Task details
Output each record below exactly, and include all of them.

Records to process
------------

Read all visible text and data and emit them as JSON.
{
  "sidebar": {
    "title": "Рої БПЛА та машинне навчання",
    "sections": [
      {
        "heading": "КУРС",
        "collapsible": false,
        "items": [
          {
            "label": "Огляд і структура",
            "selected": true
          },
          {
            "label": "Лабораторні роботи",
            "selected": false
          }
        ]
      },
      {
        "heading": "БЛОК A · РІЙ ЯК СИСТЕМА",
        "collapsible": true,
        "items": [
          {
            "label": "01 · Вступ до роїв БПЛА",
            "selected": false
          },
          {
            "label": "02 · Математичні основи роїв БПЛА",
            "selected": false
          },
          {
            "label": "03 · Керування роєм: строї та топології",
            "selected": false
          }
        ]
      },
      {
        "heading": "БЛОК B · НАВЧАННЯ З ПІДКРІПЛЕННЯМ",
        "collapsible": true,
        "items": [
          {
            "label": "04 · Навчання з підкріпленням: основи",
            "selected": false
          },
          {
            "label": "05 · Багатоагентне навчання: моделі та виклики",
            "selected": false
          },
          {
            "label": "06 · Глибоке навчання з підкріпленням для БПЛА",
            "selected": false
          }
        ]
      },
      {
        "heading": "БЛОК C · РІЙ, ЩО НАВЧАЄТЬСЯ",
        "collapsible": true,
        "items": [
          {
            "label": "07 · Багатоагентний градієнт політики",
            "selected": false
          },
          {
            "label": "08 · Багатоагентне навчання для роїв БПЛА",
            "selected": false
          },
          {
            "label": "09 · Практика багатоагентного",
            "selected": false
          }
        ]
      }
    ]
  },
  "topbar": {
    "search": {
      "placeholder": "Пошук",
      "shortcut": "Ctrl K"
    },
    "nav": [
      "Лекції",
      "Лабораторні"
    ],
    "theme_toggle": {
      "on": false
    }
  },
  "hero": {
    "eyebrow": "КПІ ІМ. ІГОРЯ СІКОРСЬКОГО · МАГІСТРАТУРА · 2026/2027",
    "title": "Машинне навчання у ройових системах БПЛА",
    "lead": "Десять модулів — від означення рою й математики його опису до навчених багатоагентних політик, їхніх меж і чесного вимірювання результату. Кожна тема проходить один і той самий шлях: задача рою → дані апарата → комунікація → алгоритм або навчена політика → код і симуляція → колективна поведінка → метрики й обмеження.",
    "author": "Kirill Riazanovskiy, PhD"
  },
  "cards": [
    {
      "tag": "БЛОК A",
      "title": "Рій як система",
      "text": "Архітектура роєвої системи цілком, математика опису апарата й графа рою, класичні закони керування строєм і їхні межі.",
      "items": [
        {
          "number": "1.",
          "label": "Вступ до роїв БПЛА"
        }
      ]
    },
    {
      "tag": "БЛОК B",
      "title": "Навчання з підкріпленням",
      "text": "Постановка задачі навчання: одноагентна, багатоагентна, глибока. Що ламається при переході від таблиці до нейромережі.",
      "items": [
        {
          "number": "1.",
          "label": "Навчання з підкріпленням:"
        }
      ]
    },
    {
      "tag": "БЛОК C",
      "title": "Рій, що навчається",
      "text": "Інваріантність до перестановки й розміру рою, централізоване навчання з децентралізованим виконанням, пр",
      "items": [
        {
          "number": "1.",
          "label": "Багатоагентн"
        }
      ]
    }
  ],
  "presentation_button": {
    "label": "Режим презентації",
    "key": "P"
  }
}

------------

Answer box
Read all visible text and data and emit them as JSON.
{
  "sidebar": {
    "title": "Рої БПЛА та машинне навчання",
    "sections": [
      {
        "heading": "КУРС",
        "collapsible": false,
        "items": [
          {
            "label": "Огляд і структура",
            "selected": true
          },
          {
            "label": "Лабораторні роботи",
            "selected": false
          }
        ]
      },
      {
        "heading": "БЛОК A · РІЙ ЯК СИСТЕМА",
        "collapsible": true,
        "items": [
          {
            "label": "01 · Вступ до роїв БПЛА",
            "selected": false
          },
          {
            "label": "02 · Математичні основи роїв БПЛА",
            "selected": false
          },
          {
            "label": "03 · Керування роєм: строї та топології",
            "selected": false
          }
        ]
      },
      {
        "heading": "БЛОК B · НАВЧАННЯ З ПІДКРІПЛЕННЯМ",
        "collapsible": true,
        "items": [
          {
            "label": "04 · Навчання з підкріпленням: основи",
            "selected": false
          },
          {
            "label": "05 · Багатоагентне навчання: моделі та виклики",
            "selected": false
          },
          {
            "label": "06 · Глибоке навчання з підкріпленням для БПЛА",
            "selected": false
          }
        ]
      },
      {
        "heading": "БЛОК C · РІЙ, ЩО НАВЧАЄТЬСЯ",
        "collapsible": true,
        "items": [
          {
            "label": "07 · Багатоагентний градієнт політики",
            "selected": false
          },
          {
            "label": "08 · Багатоагентне навчання для роїв БПЛА",
            "selected": false
          },
          {
            "label": "09 · Практика багатоагентного",
            "selected": false
          }
        ]
      }
    ]
  },
  "topbar": {
    "search": {
      "placeholder": "Пошук",
      "shortcut": "Ctrl K"
    },
    "nav": [
      "Лекції",
      "Лабораторні"
    ],
    "theme_toggle": {
      "on": false
    }
  },
  "hero": {
    "eyebrow": "КПІ ІМ. ІГОРЯ СІКОРСЬКОГО · МАГІСТРАТУРА · 2026/2027",
    "title": "Машинне навчання у ройових системах БПЛА",
    "lead": "Десять модулів — від означення рою й математики його опису до навчених багатоагентних політик, їхніх меж і чесного вимірювання результату. Кожна тема проходить один і той самий шлях: задача рою → дані апарата → комунікація → алгоритм або навчена політика → код і симуляція → колективна поведінка → метрики й обмеження.",
    "author": "Kirill Riazanovskiy, PhD"
  },
  "cards": [
    {
      "tag": "БЛОК A",
      "title": "Рій як система",
      "text": "Архітектура роєвої системи цілком, математика опису апарата й графа рою, класичні закони керування строєм і їхні межі.",
      "items": [
        {
          "number": "1.",
          "label": "Вступ до роїв БПЛА"
        }
      ]
    },
    {
      "tag": "БЛОК B",
      "title": "Навчання з підкріпленням",
      "text": "Постановка задачі навчання: одноагентна, багатоагентна, глибока. Що ламається при переході від таблиці до нейромережі.",
      "items": [
        {
          "number": "1.",
          "label": "Навчання з підкріпленням:"
        }
      ]
    },
    {
      "tag": "БЛОК C",
      "title": "Рій, що навчається",
      "text": "Інваріантність до перестановки й розміру рою, централізоване навчання з децентралізованим виконанням, пр",
      "items": [
        {
          "number": "1.",
          "label": "Багатоагентн"
        }
      ]
    }
  ],
  "presentation_button": {
    "label": "Режим презентації",
    "key": "P"
  }
}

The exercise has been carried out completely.